In 1900, Orlik was traveling in East Asia, where he ought to learn directly from the Masters in Japan the techniques which fascinated him, in 1901 he wrote to Max Mount that he spent a vast fortune buying Japanese prints and works.
On his return in 1901 he began to prepare for an important exhibition which held place in the prestigious Cassirer gallery in Berlin.
. During the following year Orlik had a series of one-man shows in many venues, including one at the Rudolphinum in Prague at which the entire exhibition was bought by the Prague Kupferstichabinett.
His name and reputation was now presented in the same breath with great artists such as Gustav Klimt, Claude monet and Camille Pissaro. He had traveled to England and france, there he met Cezanne who influenced him greatly.
Orlik moved his studio to Berlin at the same time he was appointed to be the head of the department for graphic art and book illustration at the Academy of the Museum of Applied Arts in Berlin, he retained the job till his retirement at 1930.
In 1912 Orlik made another trip now heading north Africa, China, Korea, Japan and back to Europe through Siberia. In Egypt he created several stunning prints. After his return he continued to be a key member of the “Vienna succession” till his resignation in 1913.

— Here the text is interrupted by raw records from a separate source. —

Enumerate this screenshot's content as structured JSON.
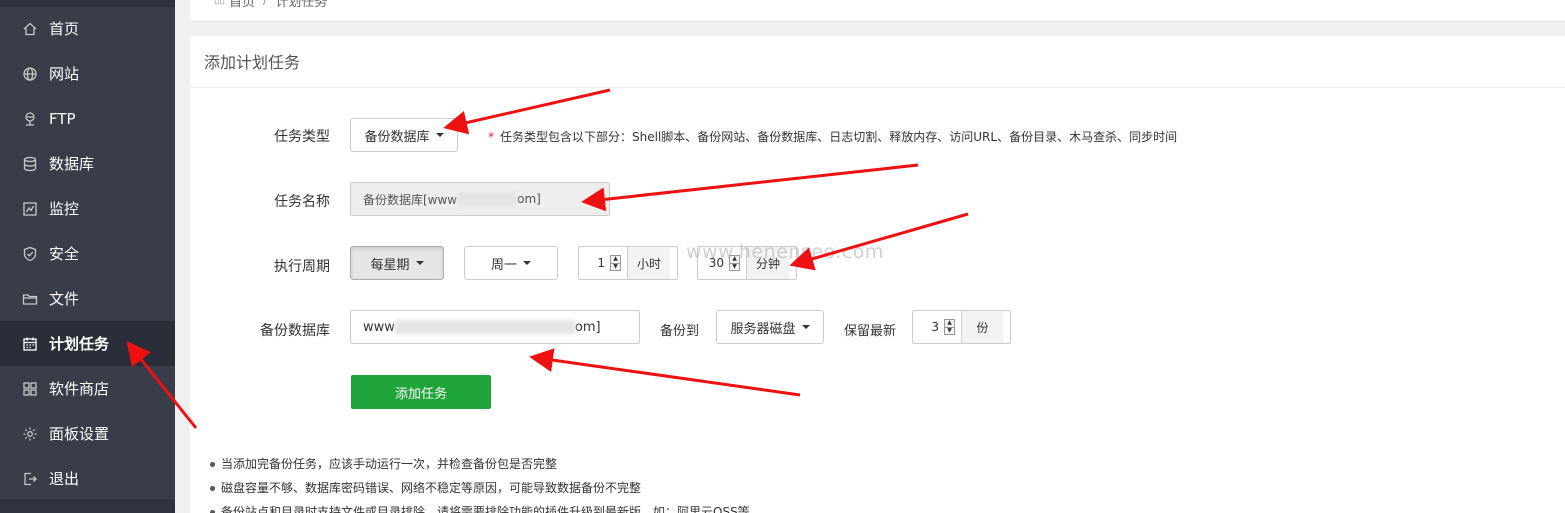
{
  "sidebar": {
    "items": [
      {
        "label": "首页",
        "icon": "home-icon"
      },
      {
        "label": "网站",
        "icon": "globe-icon"
      },
      {
        "label": "FTP",
        "icon": "ftp-icon"
      },
      {
        "label": "数据库",
        "icon": "database-icon"
      },
      {
        "label": "监控",
        "icon": "monitor-icon"
      },
      {
        "label": "安全",
        "icon": "shield-icon"
      },
      {
        "label": "文件",
        "icon": "folder-icon"
      },
      {
        "label": "计划任务",
        "icon": "calendar-icon",
        "active": true
      },
      {
        "label": "软件商店",
        "icon": "grid-icon"
      },
      {
        "label": "面板设置",
        "icon": "gear-icon"
      },
      {
        "label": "退出",
        "icon": "logout-icon"
      }
    ]
  },
  "breadcrumb": {
    "home": "首页",
    "current": "计划任务"
  },
  "card": {
    "title": "添加计划任务"
  },
  "form": {
    "task_type": {
      "label": "任务类型",
      "value": "备份数据库",
      "hint": "任务类型包含以下部分：Shell脚本、备份网站、备份数据库、日志切割、释放内存、访问URL、备份目录、木马查杀、同步时间"
    },
    "task_name": {
      "label": "任务名称",
      "value_prefix": "备份数据库[www",
      "value_suffix": "om]"
    },
    "cycle": {
      "label": "执行周期",
      "period": "每星期",
      "weekday": "周一",
      "hour": "1",
      "hour_unit": "小时",
      "minute": "30",
      "minute_unit": "分钟"
    },
    "backup_db": {
      "label": "备份数据库",
      "value_prefix": "www",
      "value_suffix": "om]",
      "backup_to_label": "备份到",
      "backup_to": "服务器磁盘",
      "keep_label": "保留最新",
      "keep_value": "3",
      "keep_unit": "份"
    },
    "submit": "添加任务"
  },
  "tips": [
    "当添加完备份任务，应该手动运行一次，并检查备份包是否完整",
    "磁盘容量不够、数据库密码错误、网络不稳定等原因，可能导致数据备份不完整",
    "备份站点和目录时支持文件或目录排除，请将需要排除功能的插件升级到最新版，如：阿里云OSS等"
  ],
  "watermark": "www.henenseo.com",
  "colors": {
    "sidebar": "#393d49",
    "accent_green": "#20a53a",
    "annotation_red": "#ee1111"
  }
}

Book design became an important part of Orlik’s oeuvre, he designed hundreds of books for friends and collectors.
In December 1917 Orlik was appointed official artist to the Best-Litovsk Peace Conference at which Russia and Germany ended their conflict. He produced 72 portrait studies at the conference, including a number of Leo Trotsky.
After the war, Orlik participated in many venues throughout Europe, he also became interested in photography and the use of light. Orlikwas one of the pioneers of using the camera for paintings and graphic works. Orlik claimed the photography helps to acquire the essence of the person. In 1917 he had produced on the basis of a photograph a brilliant paintings of Abert Einstein, Marlene Dietrich and many others.
In December 1923, Orlik made his last trip outside of Europe.He received a commission to paint the portrait of a sitter in Cincinnati . His Journey and two month in USA were provided. While Orlik was in the United States he presented in New York. The city Fascinated him, he wrote to a friend: “After overcoming the first confusion it is a completely different world. The city is amazing. The dollar rules here!”. Orlik added that he founded that it is easier to get used to china then to the USA.!
After returning to Europe Orlik became one of the most renowned artists of his time, he continued to tour Europe. Portrait commissions and graphic work kept him busy till the time of his death from a heart attack in Berlin on 28th September 1932. His brother Hugo inherited Emil’s orlik fortune (which included paintings, drawings and several works by Henri Matisse and Cezanne).
Hugo and his family perished during the Holocaust, the family’s only survivor was their aunt, she regained some of the inheritance.
In 1963 the first post-war German exhibitions of Orlik’s works were held in Berlin and Stuttgart and then in 1977 there was a major retrospective in Austria. Interest in his work was rekindled and his stature and importance once again recognized. Many books about Orlik and his works have been published and once again he has taken his place in art history as an important painter and ground-breaking print-maker.